*TASK DIRECTIONS*
Copy out each line in the listing below where the word "tiempo" appears.

*INPUT FOR THIS TASK*
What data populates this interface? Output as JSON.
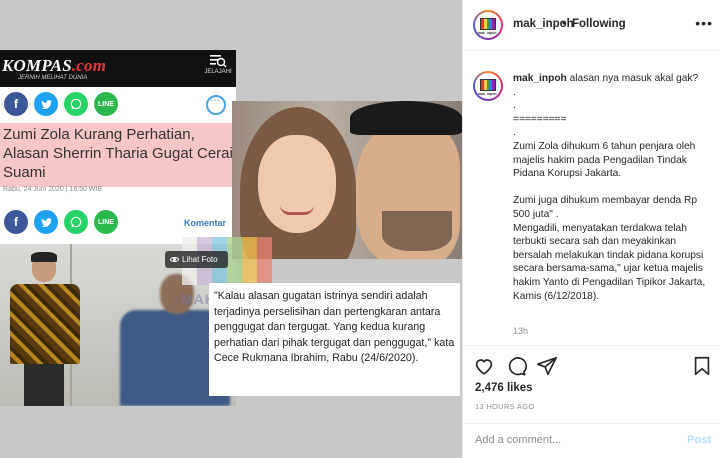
{
  "colors": {
    "link_blue": "#3d7bc6",
    "post_button_disabled": "#b2dffc",
    "headline_bg": "#f7c6c6",
    "text_dark": "#262626",
    "text_muted": "#8e8e8e"
  },
  "article": {
    "site_logo": "KOMPAS",
    "site_logo_suffix": ".com",
    "site_tagline": "JERNIH MELIHAT DUNIA",
    "menu_label": "JELAJAHI",
    "headline": "Zumi Zola Kurang Perhatian, Alasan Sherrin Tharia Gugat Cerai Suami",
    "dateline": "Rabu, 24 Juni 2020 | 16:50 WIB",
    "komentar_label": "Komentar",
    "share_icons": [
      "facebook-icon",
      "twitter-icon",
      "whatsapp-icon",
      "line-icon"
    ],
    "line_label": "LINE",
    "lihat_foto_label": "Lihat Foto",
    "watermark_text": "MAKINPOH",
    "watermark_colors": [
      "#f0f0f0",
      "#c8b9d6",
      "#7ec4dc",
      "#a9d18e",
      "#f2c14e",
      "#e8826f"
    ],
    "quote": "\"Kalau alasan gugatan istrinya sendiri adalah terjadinya perselisihan dan pertengkaran antara penggugat dan tergugat. Yang kedua kurang perhatian dari pihak tergugat dan penggugat,\" kata Cece Rukmana Ibrahim, Rabu (24/6/2020)."
  },
  "header": {
    "username": "mak_inpoh",
    "separator": "•",
    "follow_status": "Following",
    "more_icon": "more-dots-icon"
  },
  "avatar": {
    "tv_colors": [
      "#e53935",
      "#fdd835",
      "#43a047",
      "#1e88e5",
      "#8e24aa"
    ],
    "caption": "mak_inpoh"
  },
  "caption": {
    "username": "mak_inpoh",
    "text": "alasan nya masuk akal gak?\n.\n.\n=========\n.\nZumi Zola dihukum 6 tahun penjara oleh majelis hakim pada Pengadilan Tindak Pidana Korupsi Jakarta.\n\nZumi juga dihukum membayar denda Rp 500 juta\" .\nMengadili, menyatakan terdakwa telah terbukti secara sah dan meyakinkan bersalah melakukan tindak pidana korupsi secara bersama-sama,\" ujar ketua majelis hakim Yanto di Pengadilan Tipikor Jakarta, Kamis (6/12/2018).",
    "time": "13h"
  },
  "actions": {
    "icons": [
      "heart-icon",
      "comment-icon",
      "share-icon",
      "bookmark-icon"
    ],
    "likes": "2,476 likes",
    "posted_ago": "13 HOURS AGO"
  },
  "comment": {
    "placeholder": "Add a comment...",
    "post_label": "Post"
  }
}
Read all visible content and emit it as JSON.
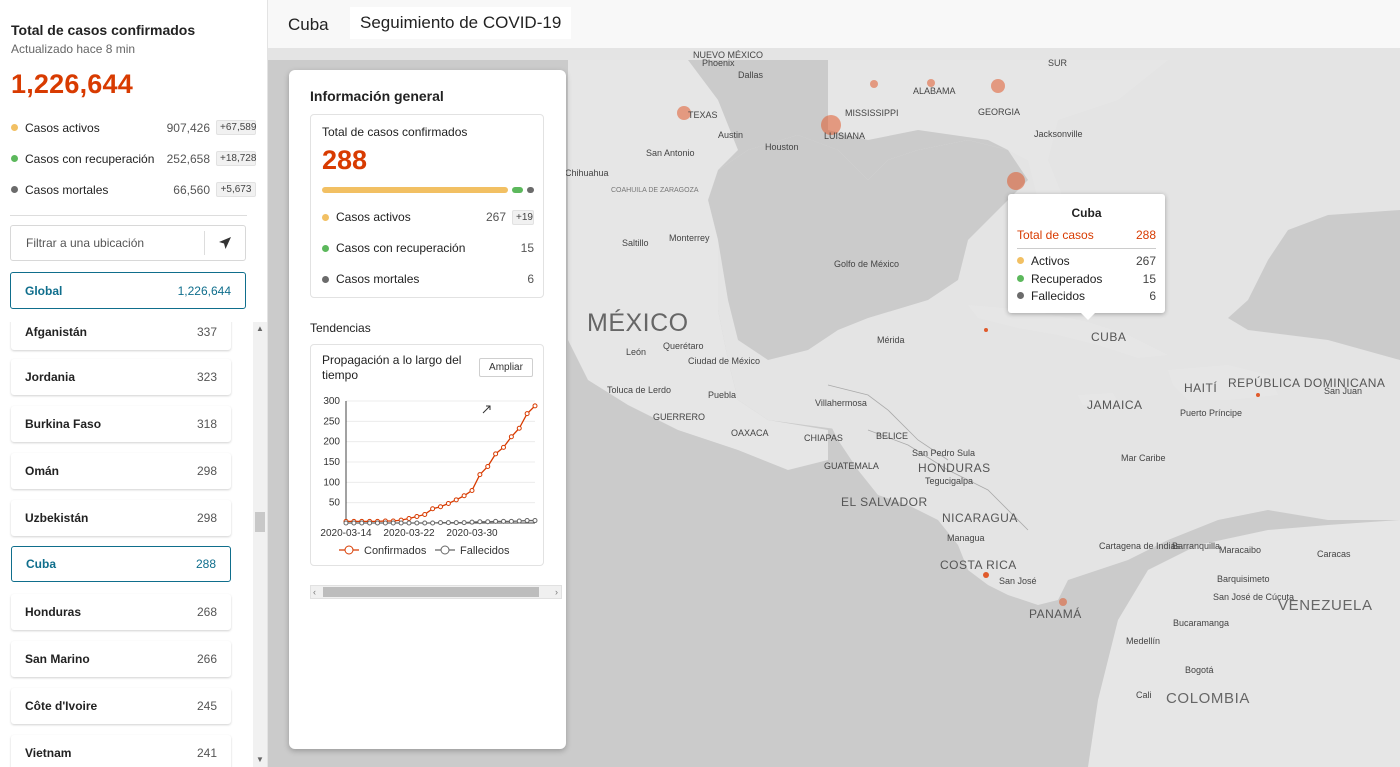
{
  "sidebar": {
    "title": "Total de casos confirmados",
    "updated": "Actualizado hace 8 min",
    "total": "1,226,644",
    "stats": [
      {
        "label": "Casos activos",
        "value": "907,426",
        "delta": "+67,589",
        "color": "#f2c063"
      },
      {
        "label": "Casos con recuperación",
        "value": "252,658",
        "delta": "+18,728",
        "color": "#5cb85c"
      },
      {
        "label": "Casos mortales",
        "value": "66,560",
        "delta": "+5,673",
        "color": "#6b6b6b"
      }
    ],
    "filter_placeholder": "Filtrar a una ubicación",
    "global": {
      "label": "Global",
      "value": "1,226,644"
    },
    "countries": [
      {
        "name": "Afganistán",
        "count": "337"
      },
      {
        "name": "Jordania",
        "count": "323"
      },
      {
        "name": "Burkina Faso",
        "count": "318"
      },
      {
        "name": "Omán",
        "count": "298"
      },
      {
        "name": "Uzbekistán",
        "count": "298"
      },
      {
        "name": "Cuba",
        "count": "288"
      },
      {
        "name": "Honduras",
        "count": "268"
      },
      {
        "name": "San Marino",
        "count": "266"
      },
      {
        "name": "Côte d'Ivoire",
        "count": "245"
      },
      {
        "name": "Vietnam",
        "count": "241"
      }
    ]
  },
  "topbar": {
    "country": "Cuba",
    "title": "Seguimiento de COVID-19"
  },
  "info": {
    "title": "Información general",
    "card_title": "Total de casos confirmados",
    "total": "288",
    "progress": {
      "active": 267,
      "recovered": 15,
      "deaths": 6
    },
    "rows": [
      {
        "label": "Casos activos",
        "value": "267",
        "delta": "+19",
        "color": "#f2c063"
      },
      {
        "label": "Casos con recuperación",
        "value": "15",
        "color": "#5cb85c"
      },
      {
        "label": "Casos mortales",
        "value": "6",
        "color": "#6b6b6b"
      }
    ],
    "trends_label": "Tendencias",
    "chart_title": "Propagación a lo largo del tiempo",
    "expand_label": "Ampliar"
  },
  "chart_data": {
    "type": "line",
    "title": "Propagación a lo largo del tiempo",
    "x_ticks": [
      "2020-03-14",
      "2020-03-22",
      "2020-03-30"
    ],
    "y_ticks": [
      50,
      100,
      150,
      200,
      250,
      300
    ],
    "ylim": [
      0,
      300
    ],
    "series": [
      {
        "name": "Confirmados",
        "color": "#d83b01",
        "values": [
          4,
          4,
          4,
          4,
          4,
          5,
          5,
          7,
          11,
          16,
          21,
          35,
          40,
          48,
          57,
          67,
          80,
          119,
          139,
          170,
          186,
          212,
          233,
          269,
          288
        ]
      },
      {
        "name": "Fallecidos",
        "color": "#666666",
        "values": [
          0,
          0,
          0,
          0,
          0,
          0,
          0,
          0,
          0,
          0,
          0,
          0,
          1,
          1,
          1,
          1,
          2,
          3,
          3,
          4,
          4,
          4,
          5,
          6,
          6
        ]
      }
    ]
  },
  "tooltip": {
    "title": "Cuba",
    "total_label": "Total de casos",
    "total_value": "288",
    "rows": [
      {
        "label": "Activos",
        "value": "267",
        "color": "#f2c063"
      },
      {
        "label": "Recuperados",
        "value": "15",
        "color": "#5cb85c"
      },
      {
        "label": "Fallecidos",
        "value": "6",
        "color": "#6b6b6b"
      }
    ]
  },
  "map_labels": [
    {
      "text": "NUEVO MÉXICO"
    },
    {
      "text": "Phoenix"
    },
    {
      "text": "Dallas"
    },
    {
      "text": "TEXAS"
    },
    {
      "text": "Austin"
    },
    {
      "text": "Houston"
    },
    {
      "text": "San Antonio"
    },
    {
      "text": "LUISIANA"
    },
    {
      "text": "MISSISSIPPI"
    },
    {
      "text": "ALABAMA"
    },
    {
      "text": "GEORGIA"
    },
    {
      "text": "Jacksonville"
    },
    {
      "text": "SUR"
    },
    {
      "text": "Chihuahua"
    },
    {
      "text": "COAHUILA DE ZARAGOZA"
    },
    {
      "text": "Saltillo"
    },
    {
      "text": "Monterrey"
    },
    {
      "text": "Golfo de México"
    },
    {
      "text": "MÉXICO"
    },
    {
      "text": "León"
    },
    {
      "text": "Querétaro"
    },
    {
      "text": "Ciudad de México"
    },
    {
      "text": "Toluca de Lerdo"
    },
    {
      "text": "Puebla"
    },
    {
      "text": "OAXACA"
    },
    {
      "text": "GUERRERO"
    },
    {
      "text": "Villahermosa"
    },
    {
      "text": "Mérida"
    },
    {
      "text": "CHIAPAS"
    },
    {
      "text": "BELICE"
    },
    {
      "text": "GUATEMALA"
    },
    {
      "text": "San Pedro Sula"
    },
    {
      "text": "HONDURAS"
    },
    {
      "text": "Tegucigalpa"
    },
    {
      "text": "EL SALVADOR"
    },
    {
      "text": "NICARAGUA"
    },
    {
      "text": "Managua"
    },
    {
      "text": "COSTA RICA"
    },
    {
      "text": "San José"
    },
    {
      "text": "PANAMÁ"
    },
    {
      "text": "CUBA"
    },
    {
      "text": "JAMAICA"
    },
    {
      "text": "HAITÍ"
    },
    {
      "text": "REPÚBLICA DOMINICANA"
    },
    {
      "text": "Puerto Príncipe"
    },
    {
      "text": "San Juan"
    },
    {
      "text": "Mar Caribe"
    },
    {
      "text": "Cartagena de Indias"
    },
    {
      "text": "Barranquilla"
    },
    {
      "text": "Maracaibo"
    },
    {
      "text": "Caracas"
    },
    {
      "text": "Barquisimeto"
    },
    {
      "text": "San José de Cúcuta"
    },
    {
      "text": "VENEZUELA"
    },
    {
      "text": "Bucaramanga"
    },
    {
      "text": "Medellín"
    },
    {
      "text": "Bogotá"
    },
    {
      "text": "Cali"
    },
    {
      "text": "COLOMBIA"
    }
  ]
}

*SOLUTION TO THE EXERCISE*
    "chart_title": "Propagación a lo largo del tiempo",
    "title": "Propagación a lo largo del tiempo",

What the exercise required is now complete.